## [TASK TO CARRY OUT]
For the entries below, state how many lines include the string "Phenley", and write nothing besides that number.

Dataset excerpts
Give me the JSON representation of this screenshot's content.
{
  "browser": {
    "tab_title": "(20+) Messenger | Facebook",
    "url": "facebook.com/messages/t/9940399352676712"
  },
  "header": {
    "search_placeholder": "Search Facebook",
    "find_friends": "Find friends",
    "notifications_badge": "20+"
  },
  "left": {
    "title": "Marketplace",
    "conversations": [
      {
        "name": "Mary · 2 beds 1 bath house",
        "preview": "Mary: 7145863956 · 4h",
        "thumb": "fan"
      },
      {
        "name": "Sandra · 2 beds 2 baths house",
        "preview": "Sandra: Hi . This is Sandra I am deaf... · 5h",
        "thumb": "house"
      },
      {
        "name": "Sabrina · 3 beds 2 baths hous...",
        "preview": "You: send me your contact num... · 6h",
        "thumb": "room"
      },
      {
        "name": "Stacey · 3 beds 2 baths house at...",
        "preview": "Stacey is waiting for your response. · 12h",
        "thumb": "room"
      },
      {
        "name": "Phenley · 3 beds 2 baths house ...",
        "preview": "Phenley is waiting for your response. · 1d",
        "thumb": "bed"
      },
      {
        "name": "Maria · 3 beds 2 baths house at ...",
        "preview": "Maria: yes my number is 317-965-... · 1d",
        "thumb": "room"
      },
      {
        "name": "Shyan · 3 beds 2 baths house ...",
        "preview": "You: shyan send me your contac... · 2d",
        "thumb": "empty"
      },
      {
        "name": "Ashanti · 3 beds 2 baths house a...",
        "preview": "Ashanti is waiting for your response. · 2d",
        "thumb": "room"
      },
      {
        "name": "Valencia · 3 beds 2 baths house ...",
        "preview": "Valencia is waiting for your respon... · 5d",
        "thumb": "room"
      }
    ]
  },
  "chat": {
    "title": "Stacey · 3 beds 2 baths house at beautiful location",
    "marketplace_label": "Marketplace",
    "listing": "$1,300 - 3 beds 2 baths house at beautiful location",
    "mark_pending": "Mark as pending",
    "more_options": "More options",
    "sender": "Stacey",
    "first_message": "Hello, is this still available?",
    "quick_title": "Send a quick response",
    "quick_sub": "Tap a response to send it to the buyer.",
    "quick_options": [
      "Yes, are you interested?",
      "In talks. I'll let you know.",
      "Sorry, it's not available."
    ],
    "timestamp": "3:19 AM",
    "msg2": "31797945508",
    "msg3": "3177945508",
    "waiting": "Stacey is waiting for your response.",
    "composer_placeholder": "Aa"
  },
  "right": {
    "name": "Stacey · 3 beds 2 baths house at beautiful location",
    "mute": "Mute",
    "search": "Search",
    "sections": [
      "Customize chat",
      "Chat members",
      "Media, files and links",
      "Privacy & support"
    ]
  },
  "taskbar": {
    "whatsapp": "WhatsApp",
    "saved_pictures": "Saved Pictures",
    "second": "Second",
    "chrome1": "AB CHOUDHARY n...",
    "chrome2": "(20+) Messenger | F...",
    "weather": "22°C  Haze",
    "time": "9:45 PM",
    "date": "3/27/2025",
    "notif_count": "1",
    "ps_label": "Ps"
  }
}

## [TASK OUTPUT]
2